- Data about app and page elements
•••••

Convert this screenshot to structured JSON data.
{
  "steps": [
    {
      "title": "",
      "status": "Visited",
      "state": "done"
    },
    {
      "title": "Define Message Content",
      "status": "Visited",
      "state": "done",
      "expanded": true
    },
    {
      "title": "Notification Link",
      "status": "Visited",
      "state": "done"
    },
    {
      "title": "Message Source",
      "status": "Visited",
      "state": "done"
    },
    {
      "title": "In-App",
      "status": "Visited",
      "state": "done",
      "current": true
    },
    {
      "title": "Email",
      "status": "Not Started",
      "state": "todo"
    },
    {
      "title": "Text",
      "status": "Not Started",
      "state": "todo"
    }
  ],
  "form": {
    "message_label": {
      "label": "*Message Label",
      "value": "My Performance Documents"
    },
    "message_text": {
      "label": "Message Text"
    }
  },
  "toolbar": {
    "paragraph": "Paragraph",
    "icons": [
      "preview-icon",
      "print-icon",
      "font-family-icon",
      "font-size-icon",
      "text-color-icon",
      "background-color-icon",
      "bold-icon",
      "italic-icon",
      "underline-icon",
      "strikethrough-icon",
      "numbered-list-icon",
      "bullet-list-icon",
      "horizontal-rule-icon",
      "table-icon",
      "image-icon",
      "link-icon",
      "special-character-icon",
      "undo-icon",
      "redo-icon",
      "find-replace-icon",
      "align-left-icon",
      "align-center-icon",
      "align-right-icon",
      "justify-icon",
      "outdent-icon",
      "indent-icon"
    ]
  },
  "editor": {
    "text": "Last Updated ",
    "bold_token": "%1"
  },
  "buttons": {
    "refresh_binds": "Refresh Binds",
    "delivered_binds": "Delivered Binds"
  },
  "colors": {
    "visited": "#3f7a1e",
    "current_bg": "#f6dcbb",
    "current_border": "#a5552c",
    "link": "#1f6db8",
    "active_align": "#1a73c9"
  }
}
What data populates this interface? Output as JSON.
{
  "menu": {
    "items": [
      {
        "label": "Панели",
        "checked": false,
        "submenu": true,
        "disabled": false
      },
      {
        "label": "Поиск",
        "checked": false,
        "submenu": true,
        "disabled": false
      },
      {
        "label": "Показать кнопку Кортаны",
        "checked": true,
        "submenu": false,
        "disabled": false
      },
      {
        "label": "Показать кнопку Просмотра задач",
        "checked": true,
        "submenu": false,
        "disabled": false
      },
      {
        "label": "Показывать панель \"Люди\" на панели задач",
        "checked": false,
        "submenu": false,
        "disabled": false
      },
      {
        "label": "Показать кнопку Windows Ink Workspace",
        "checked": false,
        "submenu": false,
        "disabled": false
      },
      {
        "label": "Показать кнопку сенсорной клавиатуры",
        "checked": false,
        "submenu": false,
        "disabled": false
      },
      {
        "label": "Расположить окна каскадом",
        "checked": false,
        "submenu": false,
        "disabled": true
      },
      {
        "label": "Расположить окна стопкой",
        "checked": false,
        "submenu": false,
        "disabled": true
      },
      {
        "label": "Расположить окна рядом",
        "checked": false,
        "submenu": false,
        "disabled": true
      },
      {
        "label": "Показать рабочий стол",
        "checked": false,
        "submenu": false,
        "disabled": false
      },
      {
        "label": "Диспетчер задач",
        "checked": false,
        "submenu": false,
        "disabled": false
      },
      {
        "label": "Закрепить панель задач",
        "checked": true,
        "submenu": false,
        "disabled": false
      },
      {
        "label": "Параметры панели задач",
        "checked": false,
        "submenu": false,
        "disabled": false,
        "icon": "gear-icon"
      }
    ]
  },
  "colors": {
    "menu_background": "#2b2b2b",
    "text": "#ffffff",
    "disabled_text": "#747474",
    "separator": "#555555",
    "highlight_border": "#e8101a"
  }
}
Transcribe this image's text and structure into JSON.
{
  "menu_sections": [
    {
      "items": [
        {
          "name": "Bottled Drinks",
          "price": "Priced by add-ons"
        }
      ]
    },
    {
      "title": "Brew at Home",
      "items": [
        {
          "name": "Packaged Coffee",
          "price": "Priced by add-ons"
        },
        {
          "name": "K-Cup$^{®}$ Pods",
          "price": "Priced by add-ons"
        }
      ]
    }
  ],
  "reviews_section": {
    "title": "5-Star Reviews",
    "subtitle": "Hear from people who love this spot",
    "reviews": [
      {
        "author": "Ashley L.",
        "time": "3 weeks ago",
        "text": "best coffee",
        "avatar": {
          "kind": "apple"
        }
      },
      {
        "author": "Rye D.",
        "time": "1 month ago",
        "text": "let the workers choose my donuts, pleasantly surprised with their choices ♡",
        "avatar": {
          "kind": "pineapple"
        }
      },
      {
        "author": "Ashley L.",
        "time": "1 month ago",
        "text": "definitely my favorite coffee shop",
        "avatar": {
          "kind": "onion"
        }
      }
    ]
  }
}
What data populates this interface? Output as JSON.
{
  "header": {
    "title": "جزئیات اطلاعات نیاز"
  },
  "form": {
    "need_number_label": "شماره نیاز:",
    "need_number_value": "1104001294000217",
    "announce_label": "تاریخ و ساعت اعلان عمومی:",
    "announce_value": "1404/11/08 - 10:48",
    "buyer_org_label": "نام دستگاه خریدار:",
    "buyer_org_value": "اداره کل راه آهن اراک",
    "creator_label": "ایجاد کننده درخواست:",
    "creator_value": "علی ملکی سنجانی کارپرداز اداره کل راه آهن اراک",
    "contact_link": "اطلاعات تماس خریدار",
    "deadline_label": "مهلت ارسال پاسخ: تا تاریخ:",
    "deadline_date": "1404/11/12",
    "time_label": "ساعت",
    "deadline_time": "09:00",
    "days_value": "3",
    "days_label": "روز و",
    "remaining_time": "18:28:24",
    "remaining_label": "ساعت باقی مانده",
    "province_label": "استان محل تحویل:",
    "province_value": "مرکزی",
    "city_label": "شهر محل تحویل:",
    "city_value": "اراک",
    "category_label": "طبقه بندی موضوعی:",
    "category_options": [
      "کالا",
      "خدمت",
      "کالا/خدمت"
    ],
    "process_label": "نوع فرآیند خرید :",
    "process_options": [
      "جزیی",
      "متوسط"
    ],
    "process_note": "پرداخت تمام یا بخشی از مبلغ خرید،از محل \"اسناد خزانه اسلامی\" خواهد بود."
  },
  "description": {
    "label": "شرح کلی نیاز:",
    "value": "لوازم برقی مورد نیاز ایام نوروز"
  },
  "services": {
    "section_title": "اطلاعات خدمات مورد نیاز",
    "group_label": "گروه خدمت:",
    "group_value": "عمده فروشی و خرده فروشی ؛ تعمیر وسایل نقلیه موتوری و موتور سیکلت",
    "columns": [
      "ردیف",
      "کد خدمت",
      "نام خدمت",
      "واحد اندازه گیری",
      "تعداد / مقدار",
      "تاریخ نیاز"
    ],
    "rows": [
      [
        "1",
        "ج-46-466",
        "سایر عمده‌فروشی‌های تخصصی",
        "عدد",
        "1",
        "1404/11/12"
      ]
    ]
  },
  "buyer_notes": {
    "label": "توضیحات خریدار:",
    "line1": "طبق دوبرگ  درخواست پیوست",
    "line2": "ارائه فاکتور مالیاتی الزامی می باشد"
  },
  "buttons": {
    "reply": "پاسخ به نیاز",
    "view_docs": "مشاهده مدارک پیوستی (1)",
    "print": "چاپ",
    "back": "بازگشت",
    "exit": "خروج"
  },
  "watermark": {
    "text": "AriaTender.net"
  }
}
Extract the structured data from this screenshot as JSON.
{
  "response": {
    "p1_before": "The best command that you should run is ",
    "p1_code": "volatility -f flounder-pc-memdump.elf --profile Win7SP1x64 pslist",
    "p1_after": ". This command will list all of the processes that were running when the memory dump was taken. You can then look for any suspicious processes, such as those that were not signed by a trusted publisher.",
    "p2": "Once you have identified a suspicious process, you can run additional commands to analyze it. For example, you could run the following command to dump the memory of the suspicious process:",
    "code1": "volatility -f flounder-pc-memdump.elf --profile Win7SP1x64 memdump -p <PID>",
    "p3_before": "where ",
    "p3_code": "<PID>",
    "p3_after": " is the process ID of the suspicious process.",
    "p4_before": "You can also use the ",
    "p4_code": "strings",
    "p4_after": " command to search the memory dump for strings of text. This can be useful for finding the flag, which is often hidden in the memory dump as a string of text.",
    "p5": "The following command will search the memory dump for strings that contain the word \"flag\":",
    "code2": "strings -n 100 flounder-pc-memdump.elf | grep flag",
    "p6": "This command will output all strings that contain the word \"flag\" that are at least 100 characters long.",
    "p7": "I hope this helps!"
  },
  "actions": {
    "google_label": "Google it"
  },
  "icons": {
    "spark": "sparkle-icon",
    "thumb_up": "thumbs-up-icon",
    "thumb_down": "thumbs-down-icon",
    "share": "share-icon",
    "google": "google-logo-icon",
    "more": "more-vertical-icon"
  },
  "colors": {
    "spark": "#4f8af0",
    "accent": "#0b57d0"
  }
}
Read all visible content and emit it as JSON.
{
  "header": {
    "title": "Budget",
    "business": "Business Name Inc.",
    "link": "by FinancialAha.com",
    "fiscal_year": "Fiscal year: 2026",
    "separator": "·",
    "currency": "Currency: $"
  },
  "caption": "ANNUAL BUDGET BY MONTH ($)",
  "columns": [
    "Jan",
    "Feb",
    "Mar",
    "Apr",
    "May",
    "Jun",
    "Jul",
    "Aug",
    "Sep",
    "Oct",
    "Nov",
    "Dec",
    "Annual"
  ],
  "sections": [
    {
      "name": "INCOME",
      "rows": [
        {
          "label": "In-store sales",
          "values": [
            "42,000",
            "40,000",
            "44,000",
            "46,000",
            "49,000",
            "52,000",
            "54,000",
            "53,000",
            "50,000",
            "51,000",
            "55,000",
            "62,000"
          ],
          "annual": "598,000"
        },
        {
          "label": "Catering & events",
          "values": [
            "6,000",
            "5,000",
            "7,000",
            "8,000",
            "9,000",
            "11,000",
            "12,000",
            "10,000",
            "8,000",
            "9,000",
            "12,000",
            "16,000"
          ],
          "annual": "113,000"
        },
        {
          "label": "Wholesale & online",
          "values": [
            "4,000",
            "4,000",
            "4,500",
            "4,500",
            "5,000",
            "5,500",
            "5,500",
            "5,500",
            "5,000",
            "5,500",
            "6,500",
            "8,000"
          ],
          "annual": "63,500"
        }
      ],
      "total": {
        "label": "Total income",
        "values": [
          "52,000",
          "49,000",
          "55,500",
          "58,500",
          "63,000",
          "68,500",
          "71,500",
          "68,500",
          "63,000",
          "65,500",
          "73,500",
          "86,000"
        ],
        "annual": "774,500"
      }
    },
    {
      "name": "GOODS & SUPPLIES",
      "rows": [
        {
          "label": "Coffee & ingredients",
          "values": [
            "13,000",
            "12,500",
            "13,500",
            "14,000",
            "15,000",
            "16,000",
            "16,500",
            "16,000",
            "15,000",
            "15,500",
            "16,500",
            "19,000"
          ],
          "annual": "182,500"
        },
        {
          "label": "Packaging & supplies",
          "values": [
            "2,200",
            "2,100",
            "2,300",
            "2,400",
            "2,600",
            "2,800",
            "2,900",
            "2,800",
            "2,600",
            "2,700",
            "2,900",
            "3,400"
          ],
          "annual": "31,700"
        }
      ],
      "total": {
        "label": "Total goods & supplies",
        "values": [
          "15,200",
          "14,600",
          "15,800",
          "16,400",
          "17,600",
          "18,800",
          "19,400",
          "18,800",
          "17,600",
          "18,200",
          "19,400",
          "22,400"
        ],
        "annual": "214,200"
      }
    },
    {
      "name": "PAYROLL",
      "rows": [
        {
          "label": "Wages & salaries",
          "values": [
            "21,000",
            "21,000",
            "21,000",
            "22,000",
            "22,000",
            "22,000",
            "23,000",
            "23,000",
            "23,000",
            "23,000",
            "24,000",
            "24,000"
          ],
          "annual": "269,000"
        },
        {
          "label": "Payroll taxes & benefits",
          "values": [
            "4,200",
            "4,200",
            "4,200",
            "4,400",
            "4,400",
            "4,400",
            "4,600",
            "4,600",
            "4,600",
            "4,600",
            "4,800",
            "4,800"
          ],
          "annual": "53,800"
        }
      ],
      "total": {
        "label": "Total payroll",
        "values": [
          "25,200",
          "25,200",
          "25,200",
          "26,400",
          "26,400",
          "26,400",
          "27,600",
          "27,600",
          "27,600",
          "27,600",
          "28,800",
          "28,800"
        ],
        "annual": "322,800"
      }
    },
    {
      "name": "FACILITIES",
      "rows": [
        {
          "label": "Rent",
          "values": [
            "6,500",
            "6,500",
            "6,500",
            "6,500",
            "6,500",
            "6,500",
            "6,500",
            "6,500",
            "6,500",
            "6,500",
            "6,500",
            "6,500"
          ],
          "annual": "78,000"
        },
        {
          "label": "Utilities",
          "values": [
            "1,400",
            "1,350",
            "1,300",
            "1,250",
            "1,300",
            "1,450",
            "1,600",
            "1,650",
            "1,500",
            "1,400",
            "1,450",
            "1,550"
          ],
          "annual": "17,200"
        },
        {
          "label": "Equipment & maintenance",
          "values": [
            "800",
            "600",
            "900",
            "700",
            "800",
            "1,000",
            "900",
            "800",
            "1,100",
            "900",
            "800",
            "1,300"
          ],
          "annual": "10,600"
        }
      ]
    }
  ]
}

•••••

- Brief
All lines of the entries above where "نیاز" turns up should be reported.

- Exercise output
    "title": "جزئیات اطلاعات نیاز"
    "need_number_label": "شماره نیاز:",
    "label": "شرح کلی نیاز:",
    "value": "لوازم برقی مورد نیاز ایام نوروز"
    "section_title": "اطلاعات خدمات مورد نیاز",
      "تاریخ نیاز"
    "reply": "پاسخ به نیاز",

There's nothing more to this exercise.